Back to School After a Cancer Diagnosis


When 8-year-old Luke Gworek can’t go to school because he’s sick or getting leukemia treatments, a plush monkey named Steve takes Luke’s place in a second-grade classroom at Huth Elementary School in Grand Island, NY. Steve can be mischie- vous, because — well, he’s a monkey. When Luke missed school recently, his teacher, Amy McMann, sent him photos of Steve swinging from the ceiling and sleeping in the recycling bin. The photos are good for a laugh, but they also serve another important purpose: “Especially on days when Luke is in treatment, he can still feel connected to us, and we to him,” McMann says.

School is the center of a child’s social world. When cancer pulls a child out of that world — frequently, and sometimes for long periods — it’s easy to become disconnected from classmates, adding another layer of sadness and stress. “Their friends are going on with life and doing things without them,” says RPCI medical social worker Kristen Fix, LMSW. Young patients may also face taunts, stares, and whispers after returning to school bald or with a chemo port sticking out of their chest.
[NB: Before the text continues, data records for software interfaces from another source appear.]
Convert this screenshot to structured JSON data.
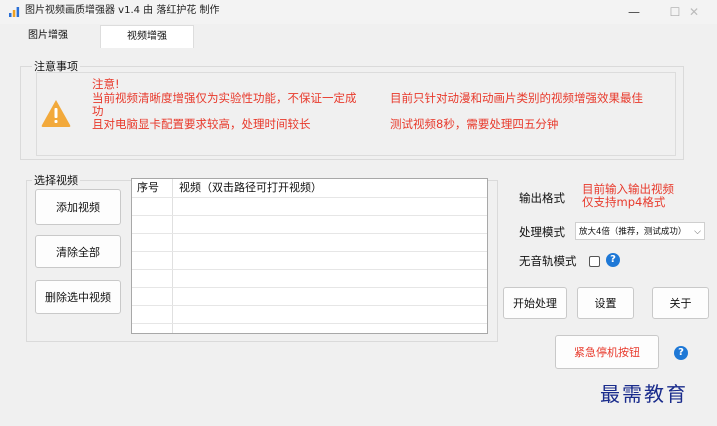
{
  "window": {
    "title": "图片视频画质增强器 v1.4   由 落红护花 制作",
    "minimize": "—",
    "maximize": "☐",
    "close": "✕"
  },
  "tabs": [
    {
      "label": "图片增强",
      "active": false
    },
    {
      "label": "视频增强",
      "active": true
    }
  ],
  "notice": {
    "group_label": "注意事项",
    "line1": "注意!",
    "line2": "当前视频清晰度增强仅为实验性功能，不保证一定成",
    "line3": "功",
    "line4": "且对电脑显卡配置要求较高，处理时间较长",
    "right1": "目前只针对动漫和动画片类别的视频增强效果最佳",
    "right2": "测试视频8秒，需要处理四五分钟"
  },
  "select_video": {
    "group_label": "选择视频",
    "add_button": "添加视频",
    "clear_button": "清除全部",
    "delete_button": "删除选中视频",
    "columns": [
      "序号",
      "视频（双击路径可打开视频）"
    ],
    "rows": []
  },
  "right_panel": {
    "output_format_label": "输出格式",
    "output_format_note1": "目前输入输出视频",
    "output_format_note2": "仅支持mp4格式",
    "mode_label": "处理模式",
    "mode_value": "放大4倍（推荐，测试成功）",
    "no_audio_label": "无音轨模式",
    "start_button": "开始处理",
    "settings_button": "设置",
    "about_button": "关于",
    "emergency_button": "紧急停机按钮",
    "help_icon": "?"
  },
  "watermark": "最需教育",
  "colors": {
    "warning_red": "#e8392b",
    "help_blue": "#1e78d6",
    "watermark_blue": "#1a2c8c"
  },
  "icons": {
    "app": "bar-chart-icon",
    "warning": "warning-triangle-icon",
    "help": "question-circle-icon"
  }
}
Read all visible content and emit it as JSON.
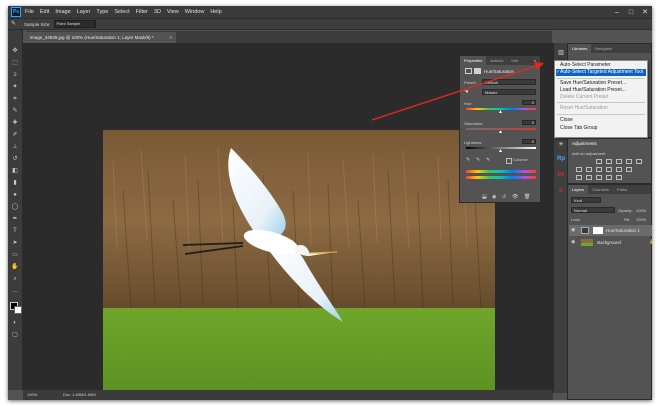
{
  "menubar": {
    "logo": "Ps",
    "items": [
      "File",
      "Edit",
      "Image",
      "Layer",
      "Type",
      "Select",
      "Filter",
      "3D",
      "View",
      "Window",
      "Help"
    ]
  },
  "options_bar": {
    "sample_size_label": "Sample Size:",
    "sample_size_value": "Point Sample"
  },
  "document": {
    "tab_title": "image_34939.jpg @ 100% (Hue/Saturation 1, Layer Mask/8) *",
    "status_zoom": "100%",
    "status_doc": "Doc: 1.69M/1.69M"
  },
  "properties_panel": {
    "tabs": [
      "Properties",
      "Actions",
      "Info"
    ],
    "title": "Hue/Saturation",
    "preset_label": "Preset:",
    "preset_value": "Default",
    "channel_value": "Master",
    "hue_label": "Hue:",
    "hue_value": "0",
    "saturation_label": "Saturation:",
    "saturation_value": "0",
    "lightness_label": "Lightness:",
    "lightness_value": "0",
    "colorize_label": "Colorize"
  },
  "libraries_panel": {
    "tabs": [
      "Libraries",
      "Navigator"
    ]
  },
  "flyout_menu": {
    "items": [
      {
        "label": "Auto-Select Parameter",
        "disabled": false,
        "checked": false
      },
      {
        "label": "Auto-Select Targeted Adjustment Tool",
        "disabled": false,
        "checked": true
      },
      {
        "label": "Save Hue/Saturation Preset...",
        "disabled": false,
        "checked": false
      },
      {
        "label": "Load Hue/Saturation Preset...",
        "disabled": false,
        "checked": false
      },
      {
        "label": "Delete Current Preset",
        "disabled": true,
        "checked": false
      },
      {
        "label": "Reset Hue/Saturation",
        "disabled": true,
        "checked": false
      },
      {
        "label": "Close",
        "disabled": false,
        "checked": false
      },
      {
        "label": "Close Tab Group",
        "disabled": false,
        "checked": false
      }
    ],
    "highlight_color": "#0b62c4"
  },
  "adjustments_panel": {
    "title": "Adjustments",
    "subtitle": "Add an adjustment"
  },
  "layers_panel": {
    "tabs": [
      "Layers",
      "Channels",
      "Paths"
    ],
    "kind_label": "Kind",
    "blend_mode": "Normal",
    "opacity_label": "Opacity:",
    "opacity_value": "100%",
    "lock_label": "Lock:",
    "fill_label": "Fill:",
    "fill_value": "100%",
    "layers": [
      {
        "name": "Hue/Saturation 1"
      },
      {
        "name": "Background"
      }
    ]
  },
  "side_strip": {
    "icons": [
      "library-icon",
      "adjustments-icon",
      "rp-plugin-icon",
      "im-plugin-icon",
      "color-wheel-icon"
    ],
    "labels": [
      "",
      "",
      "Rp",
      "im",
      ""
    ]
  },
  "colors": {
    "accent_arrow": "#e0281e",
    "menu_highlight": "#0b62c4"
  }
}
That’s where RPCI’s School Outreach Program can help. The program eases the return to the classroom with a frank discussion about cancer, delivered at the child’s school by an RPCI nurse and either Fix or pediatric medical psychologist Brandee Aquilino, PsyD. Every family of a pediatric patient is invited to participate; about 75 percent say yes.

Based on the family’s preference, RPCI staff speak with teachers only, the entire student body, or just the child’s class, says Dr. Aquilino. “Some of the little kids like us to come into the classroom and sit on the rug, and talk with the kindergarten teacher and all their friends about why they’re not going to have any hair, what their medications are like, and how everyone can make school a normal place for the [child] to be.”

“Being normal is the kid’s biggest hope,” notes Fix. “They are the same child they were before they were diagnosed.”

Luke’s mom, Danielle Gworek, says her family “utilized the re- source last year, when Luke was first diagnosed, and again this year in second grade, because he moved schools. It helped the other students understand that he is a normal kid, but fighting can- cer, and that he has been through a lot.”

Amy McMann says the RPCI team also explained how to protect Luke from germs: “We do a lot of hand-washing and frequent desk-washing, and the children want to help. It’s incredible.” Having all the facts in place about the diagnosis and treatment helps both Luke and his classmates feel more comfortable, so it’s easier to “keep our focus on learning,” McMann adds. At least until Steve acts up again.

Steve the Monkey came from Monkey in My Chair, a nonprofit organization that helps young cancer patients stay connected to their preschool or elementary school classmates. For details, visit

RPCI’s School Outreach Program, funded by Carly’s Club, is a service of the Department of Pediatrics. To hear more, visit and scroll down to “Psychosocial Impact of Pediatric Cancers.”